Fred Thompson Retires From White House Race


Having faced a number of poor voting results in early campaigning rounds, former US Senator Fred Thompson has decided to withdraw from the presidential race on Tuesday.

Thompson withdrew his candidacy after having faced a third place result in Saturday’s South Carolina primary. This was a crucial win that Thompson hoped to achieve to bolster his campaign. The loss of this state sealed his fate. Having obtained only 16% of the votes from this primary, Thompson found himself running behind John McCain’s 33% and Mike Huckabee’s 30%.

A former senator from Tennessee and star of the hit TV series Law and Order, Thompson entered the race for the White House last September. Though a late entrant, he was able to climb to second place in the national opinion polls that were held subsequently in October. However, his popularity plunged shortly after, as critics began to question his commitment to the job. The former senator’s woes were founded when he failed to win even one in five conservative votes from any of the early primaries and caucuses. Also, support for his candidature was weak amongst white born-again and evangelical Christians. Thompson’s third place finish in Iowa did not make matters better.

As Thompson failed to gain in popularity, his campaign started to face financial constraints.

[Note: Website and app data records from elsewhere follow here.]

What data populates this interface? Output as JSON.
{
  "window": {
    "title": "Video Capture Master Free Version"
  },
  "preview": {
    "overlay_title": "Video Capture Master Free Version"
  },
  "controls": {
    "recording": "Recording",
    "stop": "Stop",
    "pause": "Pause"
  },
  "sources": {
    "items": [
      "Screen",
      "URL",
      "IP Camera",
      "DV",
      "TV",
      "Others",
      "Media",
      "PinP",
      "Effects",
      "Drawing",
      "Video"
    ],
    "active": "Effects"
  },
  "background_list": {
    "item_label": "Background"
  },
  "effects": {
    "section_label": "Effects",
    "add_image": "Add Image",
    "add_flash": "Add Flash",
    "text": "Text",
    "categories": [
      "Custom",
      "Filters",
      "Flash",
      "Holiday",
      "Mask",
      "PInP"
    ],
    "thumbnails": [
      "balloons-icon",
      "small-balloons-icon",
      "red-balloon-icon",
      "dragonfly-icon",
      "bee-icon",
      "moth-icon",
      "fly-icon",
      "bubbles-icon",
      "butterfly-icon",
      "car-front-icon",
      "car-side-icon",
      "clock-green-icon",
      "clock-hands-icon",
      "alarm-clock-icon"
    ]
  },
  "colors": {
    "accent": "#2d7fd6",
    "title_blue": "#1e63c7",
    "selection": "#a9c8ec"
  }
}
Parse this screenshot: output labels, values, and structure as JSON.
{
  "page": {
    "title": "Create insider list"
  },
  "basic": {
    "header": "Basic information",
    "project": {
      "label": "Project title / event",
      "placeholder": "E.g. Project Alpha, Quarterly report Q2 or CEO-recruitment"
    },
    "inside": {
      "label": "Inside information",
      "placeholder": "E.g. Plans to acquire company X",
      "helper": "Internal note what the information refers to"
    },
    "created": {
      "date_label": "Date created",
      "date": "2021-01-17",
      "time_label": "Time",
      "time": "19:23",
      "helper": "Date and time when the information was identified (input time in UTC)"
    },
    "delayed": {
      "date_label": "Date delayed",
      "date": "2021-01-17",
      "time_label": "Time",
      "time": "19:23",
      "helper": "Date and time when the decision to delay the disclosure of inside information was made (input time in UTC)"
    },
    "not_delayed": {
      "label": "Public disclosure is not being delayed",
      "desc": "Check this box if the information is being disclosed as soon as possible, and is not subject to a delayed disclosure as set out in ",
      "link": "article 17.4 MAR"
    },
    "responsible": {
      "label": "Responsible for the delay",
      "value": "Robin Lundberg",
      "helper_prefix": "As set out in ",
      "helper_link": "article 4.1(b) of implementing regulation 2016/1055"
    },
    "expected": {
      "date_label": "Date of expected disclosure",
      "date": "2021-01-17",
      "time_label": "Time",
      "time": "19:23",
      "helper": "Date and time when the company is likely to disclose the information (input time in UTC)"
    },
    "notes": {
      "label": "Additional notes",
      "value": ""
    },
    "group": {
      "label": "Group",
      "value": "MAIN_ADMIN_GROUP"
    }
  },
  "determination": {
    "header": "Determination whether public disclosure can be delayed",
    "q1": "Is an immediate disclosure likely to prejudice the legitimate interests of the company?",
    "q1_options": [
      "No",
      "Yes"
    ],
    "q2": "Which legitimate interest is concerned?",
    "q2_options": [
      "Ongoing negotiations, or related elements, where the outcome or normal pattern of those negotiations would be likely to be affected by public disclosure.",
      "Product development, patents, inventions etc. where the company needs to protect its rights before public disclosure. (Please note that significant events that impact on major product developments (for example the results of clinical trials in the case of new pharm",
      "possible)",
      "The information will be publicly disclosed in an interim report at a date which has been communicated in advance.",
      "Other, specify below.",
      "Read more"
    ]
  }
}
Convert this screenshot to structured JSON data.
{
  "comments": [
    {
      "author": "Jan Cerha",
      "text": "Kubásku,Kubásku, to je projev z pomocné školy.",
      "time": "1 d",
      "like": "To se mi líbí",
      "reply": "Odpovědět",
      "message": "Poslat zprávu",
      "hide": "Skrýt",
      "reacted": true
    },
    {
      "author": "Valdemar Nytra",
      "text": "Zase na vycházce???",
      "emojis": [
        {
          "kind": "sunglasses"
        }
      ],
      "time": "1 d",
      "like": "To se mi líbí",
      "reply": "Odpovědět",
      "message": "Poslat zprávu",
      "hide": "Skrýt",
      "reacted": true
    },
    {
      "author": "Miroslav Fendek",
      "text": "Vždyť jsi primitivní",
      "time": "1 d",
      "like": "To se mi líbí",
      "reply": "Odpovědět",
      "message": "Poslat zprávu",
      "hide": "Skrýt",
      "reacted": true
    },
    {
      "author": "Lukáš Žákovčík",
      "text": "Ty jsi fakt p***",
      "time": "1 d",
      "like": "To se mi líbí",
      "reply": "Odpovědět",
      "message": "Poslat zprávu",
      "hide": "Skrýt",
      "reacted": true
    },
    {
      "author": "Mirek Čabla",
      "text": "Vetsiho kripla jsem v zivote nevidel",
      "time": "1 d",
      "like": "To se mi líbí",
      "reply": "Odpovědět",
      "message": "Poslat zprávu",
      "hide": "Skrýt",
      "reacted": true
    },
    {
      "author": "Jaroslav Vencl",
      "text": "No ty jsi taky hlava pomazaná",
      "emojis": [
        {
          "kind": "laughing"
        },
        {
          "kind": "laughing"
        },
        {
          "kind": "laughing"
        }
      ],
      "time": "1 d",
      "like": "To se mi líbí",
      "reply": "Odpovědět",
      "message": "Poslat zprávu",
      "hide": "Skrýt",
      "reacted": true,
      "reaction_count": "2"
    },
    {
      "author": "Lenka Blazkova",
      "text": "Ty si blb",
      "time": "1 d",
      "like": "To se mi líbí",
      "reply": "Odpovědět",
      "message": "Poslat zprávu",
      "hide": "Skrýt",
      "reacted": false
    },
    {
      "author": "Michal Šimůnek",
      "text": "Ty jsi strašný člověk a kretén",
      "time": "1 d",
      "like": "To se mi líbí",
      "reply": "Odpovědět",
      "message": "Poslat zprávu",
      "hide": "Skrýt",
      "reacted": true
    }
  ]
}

As the losses from his campaign begin to pile up a strategic retreat seemed to be the best option for him. Fellow competitor Mitt Romney commended Fred Thompson’s efforts by stating, “Throughout this campaign, Fred Thompson brought a laudable focus to the challenges confronting our country and the solutions necessary to meet them. He stood for strong conservative ideas and believed strongly in the need to keep our conservative coalition together.”

In the short statement that Thompson released to the press he stated, “I hope that my country and my party have benefited from our having made this effort.” Thompson’s exit leaves the Republican race wide open ensuring a face off between the remaining contenders at the Florida primary on 29 January.